PM warned of toxic results if funding bonds are broken

Synthetic organic chemists and mathematicians appeal to Cameron over cuts. Paul Jump writes

September 1, 2011

Credit: Science Photo Library
Keep it coming: researchers do not want synthetic organic chemistry to be cut

Researchers in two subject areas funded by the Engineering and Physical Sciences Research Council have written to the prime minister to warn about the damage recent changes to the council's funding processes could do to their fields.

In July, the EPSRC announced its first decisions on whether to increase, maintain or reduce funding for the subjects in its portfolio as part of its efforts to "shape capability".

Among the subjects slated for reduction is synthetic organic chemistry.

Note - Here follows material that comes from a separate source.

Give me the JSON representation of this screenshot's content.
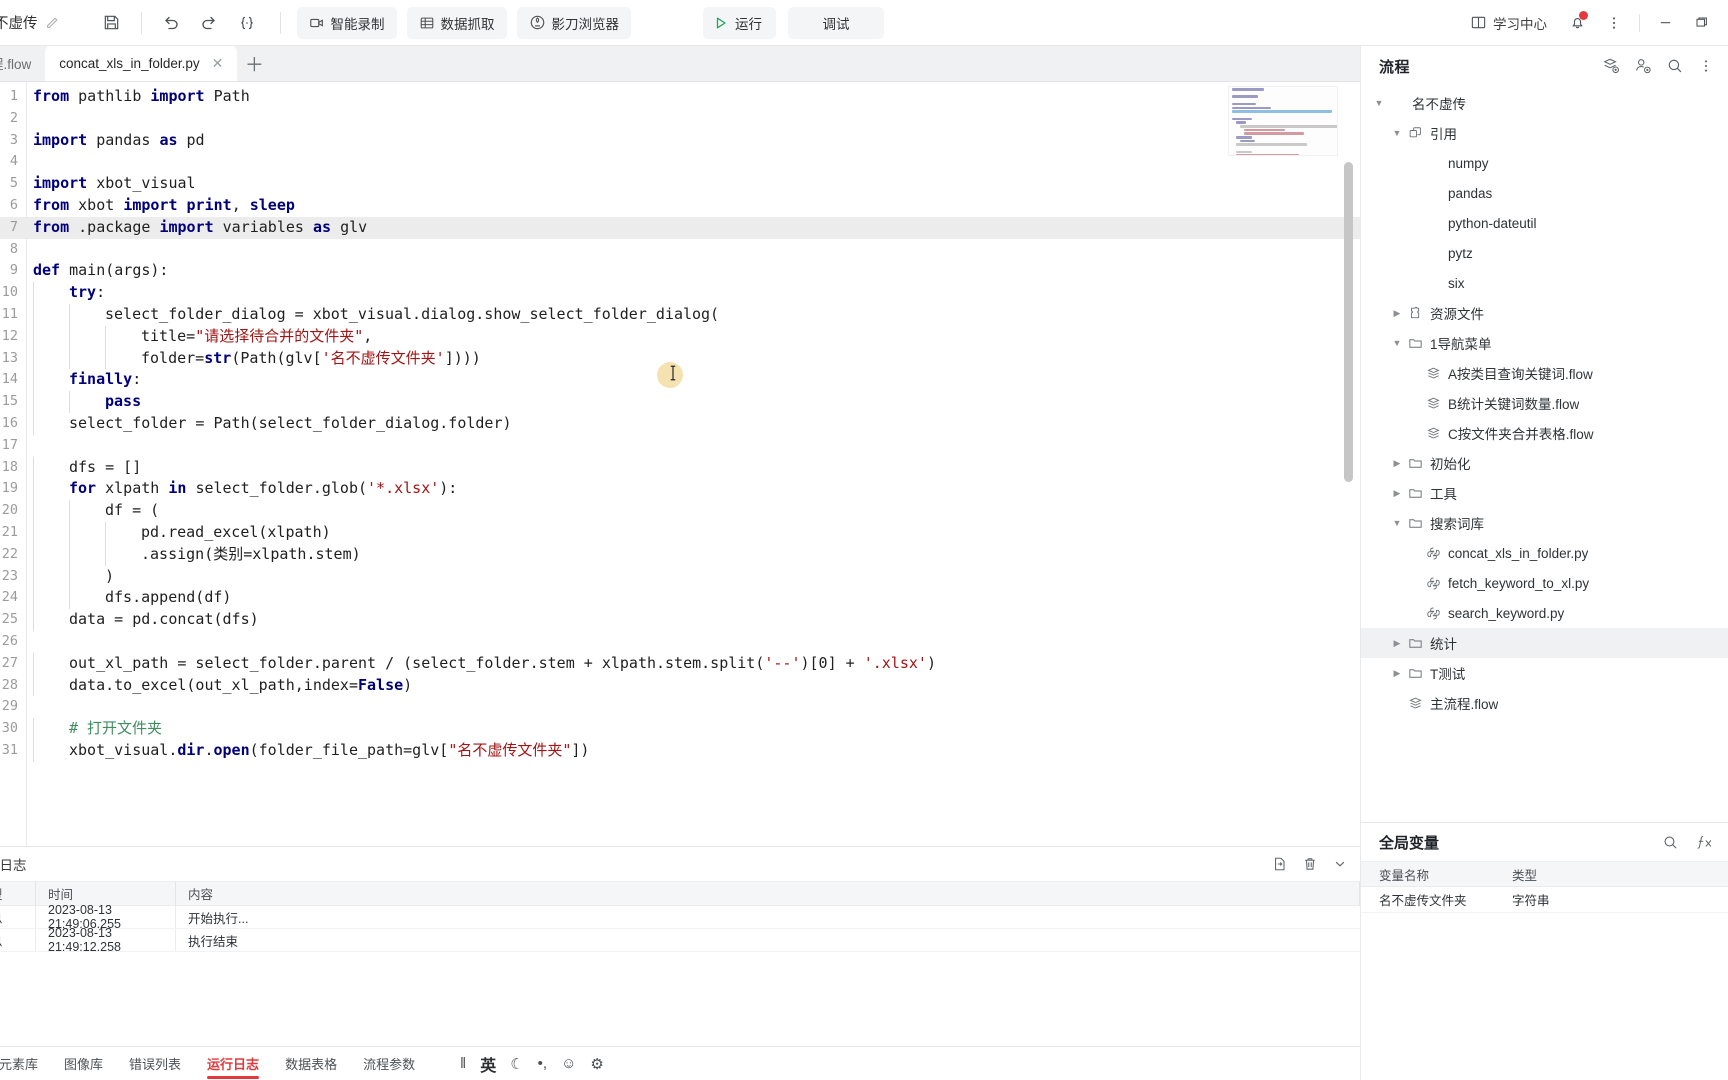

However, a group of nearly 30 researchers has written to David Cameron to warn that the cuts will undermine their work and "seriously injure an invaluable section of the UK economy".

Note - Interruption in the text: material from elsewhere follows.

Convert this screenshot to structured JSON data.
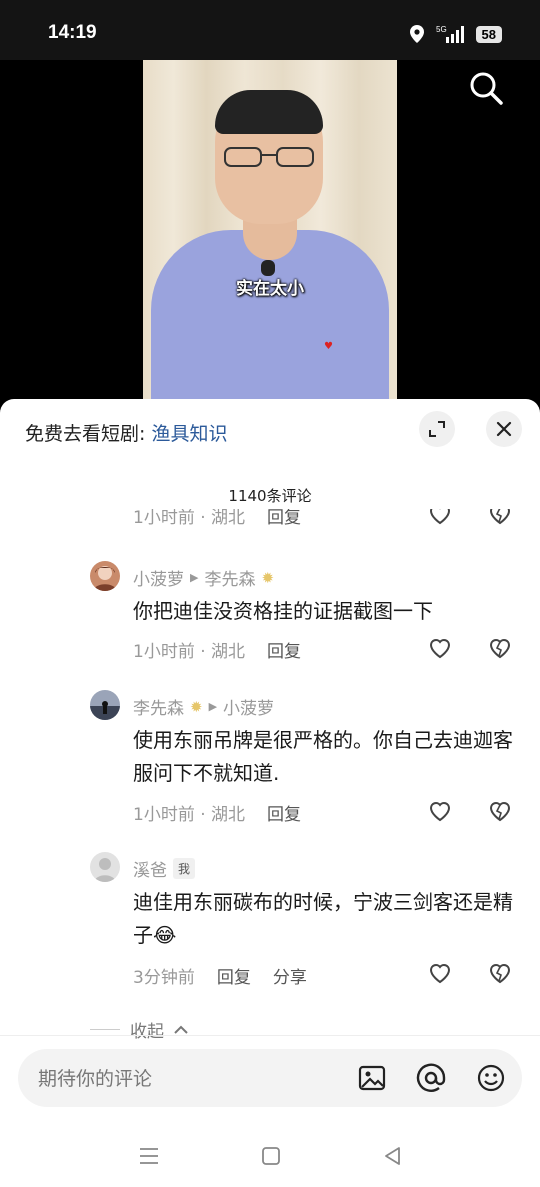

The letter, organised by Anthony Barrett, professor of chemistry at Imperial College London, is backed by a statement of support signed by more than 100 scientists, including several Nobel prizewinners.

In response, David Delpy, chief executive of the EPSRC, has written to Professor Barrett to assure him that the cuts will be gradual and not "dramatic". His letter says the pressures on the EPSRC's budget mean a recent "spike" in funding for the discipline cannot be maintained without "damaging other important areas of the research base".

"I am sure that all of us would like to see the strongest possible UK research base...It is vital that we work together to achieve this and to demonstrate the importance of future funding for research," he says.

The EPSRC also announced last month that it is to merge its fellowship schemes and confine applications to priority areas.

Frank Kelly, chair of the Council for the Mathematical Sciences, has written to Mr Cameron to protest against the restriction of mathematics applications to researchers working in statistics and applied probability.

Professor Kelly, who is also professor of the mathematics of systems and master of Christ's College, Cambridge, says the changes have been introduced "with no warning" and would cut off one of the few sources of postdoctoral support in maths.

"Fellowships at the postdoctoral level provide a rare opportunity for the future leaders of the discipline to develop independently, and the loss of these fellowships to the general area of mathematical sciences will hit the best young mathematicians disproportionately," he writes.

A spokesman for the EPSRC said it would maintain overall funding levels for maths fellowships over the current spending period and intended to invite applications in more areas later this year.

But he noted that funding for statistics and applied probability had been highlighted as a priority in the recent EPSRC-commissioned International Review of Mathematical Sciences.

"The EPSRC did not support any postdoctoral research fellows in statistics and applied probability between 2005 and 2009. Focusing investment strategically in this area offers the chance to make a clear difference," he said.

Already registered?

Sign in now if you are already registered or a current subscriber. Or subscribe for unrestricted access to our digital editions and iPad and iPhone app.

Have your say

Log in or register to post comments

Register to continue  

You've enjoyed reading five THE articles this month. Register now to get five more, or subscribe for unrestricted access.

Most Commented

  • Boats docked in Port Hercule, Monaco

Richard Murphy praises a bold effort to halt tax-dodging by the 1 per cent

It’s a question with no easy answer, finds James Derounian

  • Man walking, University of Oxford campus, photo negative

Donald Brown shares the experiences that prompted him to talk about ‘institutional racism’ at Oxford

  • Egg timer and clock showing deadlines

Meghan Duffy thinks you can get on in academia without being chained to your desk

  • James Fryer illustration (19 November 2015)

With no time for proper peer review and with grade inflation inevitable, one academic felt compelled to resign